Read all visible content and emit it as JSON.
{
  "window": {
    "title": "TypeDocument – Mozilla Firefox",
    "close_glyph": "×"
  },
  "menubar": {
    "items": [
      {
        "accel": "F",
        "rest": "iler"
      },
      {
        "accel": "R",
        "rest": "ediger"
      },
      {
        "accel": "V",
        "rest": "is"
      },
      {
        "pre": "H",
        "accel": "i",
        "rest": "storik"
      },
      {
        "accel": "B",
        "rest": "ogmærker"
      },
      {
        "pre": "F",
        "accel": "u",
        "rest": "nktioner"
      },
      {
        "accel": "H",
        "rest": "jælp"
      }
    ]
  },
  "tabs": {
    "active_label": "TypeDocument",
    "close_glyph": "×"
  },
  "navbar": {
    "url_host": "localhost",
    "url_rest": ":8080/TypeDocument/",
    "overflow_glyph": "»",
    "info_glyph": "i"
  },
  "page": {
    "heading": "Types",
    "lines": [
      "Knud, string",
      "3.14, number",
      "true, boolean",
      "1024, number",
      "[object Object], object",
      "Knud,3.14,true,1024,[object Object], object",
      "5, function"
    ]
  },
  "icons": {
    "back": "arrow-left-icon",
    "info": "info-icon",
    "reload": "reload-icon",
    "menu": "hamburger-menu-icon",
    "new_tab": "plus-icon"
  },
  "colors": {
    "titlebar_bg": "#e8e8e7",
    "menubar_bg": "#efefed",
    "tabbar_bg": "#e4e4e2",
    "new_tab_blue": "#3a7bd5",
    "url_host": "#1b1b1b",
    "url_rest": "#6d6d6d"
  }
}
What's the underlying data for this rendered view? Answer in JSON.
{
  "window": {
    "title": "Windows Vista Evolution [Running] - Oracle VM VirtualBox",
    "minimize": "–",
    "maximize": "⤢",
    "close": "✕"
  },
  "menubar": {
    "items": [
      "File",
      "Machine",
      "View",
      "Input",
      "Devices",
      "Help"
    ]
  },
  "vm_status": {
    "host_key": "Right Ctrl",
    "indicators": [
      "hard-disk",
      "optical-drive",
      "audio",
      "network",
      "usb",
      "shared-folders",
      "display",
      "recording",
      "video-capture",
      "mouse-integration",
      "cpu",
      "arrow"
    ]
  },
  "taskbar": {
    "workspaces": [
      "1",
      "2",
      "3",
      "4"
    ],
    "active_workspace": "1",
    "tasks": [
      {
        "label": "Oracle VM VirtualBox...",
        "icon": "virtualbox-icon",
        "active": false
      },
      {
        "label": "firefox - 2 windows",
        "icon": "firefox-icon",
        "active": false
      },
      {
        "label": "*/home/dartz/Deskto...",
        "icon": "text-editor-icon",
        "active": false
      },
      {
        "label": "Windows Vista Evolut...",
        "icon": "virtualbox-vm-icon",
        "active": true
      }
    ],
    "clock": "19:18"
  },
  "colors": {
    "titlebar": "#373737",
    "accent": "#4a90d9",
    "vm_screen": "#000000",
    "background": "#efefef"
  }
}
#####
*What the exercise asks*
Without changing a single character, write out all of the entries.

*Solution for this problem*
Read all visible content and emit it as JSON.
{
  "window": {
    "title": "TypeDocument – Mozilla Firefox",
    "close_glyph": "×"
  },
  "menubar": {
    "items": [
      {
        "accel": "F",
        "rest": "iler"
      },
      {
        "accel": "R",
        "rest": "ediger"
      },
      {
        "accel": "V",
        "rest": "is"
      },
      {
        "pre": "H",
        "accel": "i",
        "rest": "storik"
      },
      {
        "accel": "B",
        "rest": "ogmærker"
      },
      {
        "pre": "F",
        "accel": "u",
        "rest": "nktioner"
      },
      {
        "accel": "H",
        "rest": "jælp"
      }
    ]
  },
  "tabs": {
    "active_label": "TypeDocument",
    "close_glyph": "×"
  },
  "navbar": {
    "url_host": "localhost",
    "url_rest": ":8080/TypeDocument/",
    "overflow_glyph": "»",
    "info_glyph": "i"
  },
  "page": {
    "heading": "Types",
    "lines": [
      "Knud, string",
      "3.14, number",
      "true, boolean",
      "1024, number",
      "[object Object], object",
      "Knud,3.14,true,1024,[object Object], object",
      "5, function"
    ]
  },
  "icons": {
    "back": "arrow-left-icon",
    "info": "info-icon",
    "reload": "reload-icon",
    "menu": "hamburger-menu-icon",
    "new_tab": "plus-icon"
  },
  "colors": {
    "titlebar_bg": "#e8e8e7",
    "menubar_bg": "#efefed",
    "tabbar_bg": "#e4e4e2",
    "new_tab_blue": "#3a7bd5",
    "url_host": "#1b1b1b",
    "url_rest": "#6d6d6d"
  }
}
What's the underlying data for this rendered view? Answer in JSON.
{
  "window": {
    "title": "Windows Vista Evolution [Running] - Oracle VM VirtualBox",
    "minimize": "–",
    "maximize": "⤢",
    "close": "✕"
  },
  "menubar": {
    "items": [
      "File",
      "Machine",
      "View",
      "Input",
      "Devices",
      "Help"
    ]
  },
  "vm_status": {
    "host_key": "Right Ctrl",
    "indicators": [
      "hard-disk",
      "optical-drive",
      "audio",
      "network",
      "usb",
      "shared-folders",
      "display",
      "recording",
      "video-capture",
      "mouse-integration",
      "cpu",
      "arrow"
    ]
  },
  "taskbar": {
    "workspaces": [
      "1",
      "2",
      "3",
      "4"
    ],
    "active_workspace": "1",
    "tasks": [
      {
        "label": "Oracle VM VirtualBox...",
        "icon": "virtualbox-icon",
        "active": false
      },
      {
        "label": "firefox - 2 windows",
        "icon": "firefox-icon",
        "active": false
      },
      {
        "label": "*/home/dartz/Deskto...",
        "icon": "text-editor-icon",
        "active": false
      },
      {
        "label": "Windows Vista Evolut...",
        "icon": "virtualbox-vm-icon",
        "active": true
      }
    ],
    "clock": "19:18"
  },
  "colors": {
    "titlebar": "#373737",
    "accent": "#4a90d9",
    "vm_screen": "#000000",
    "background": "#efefef"
  }
}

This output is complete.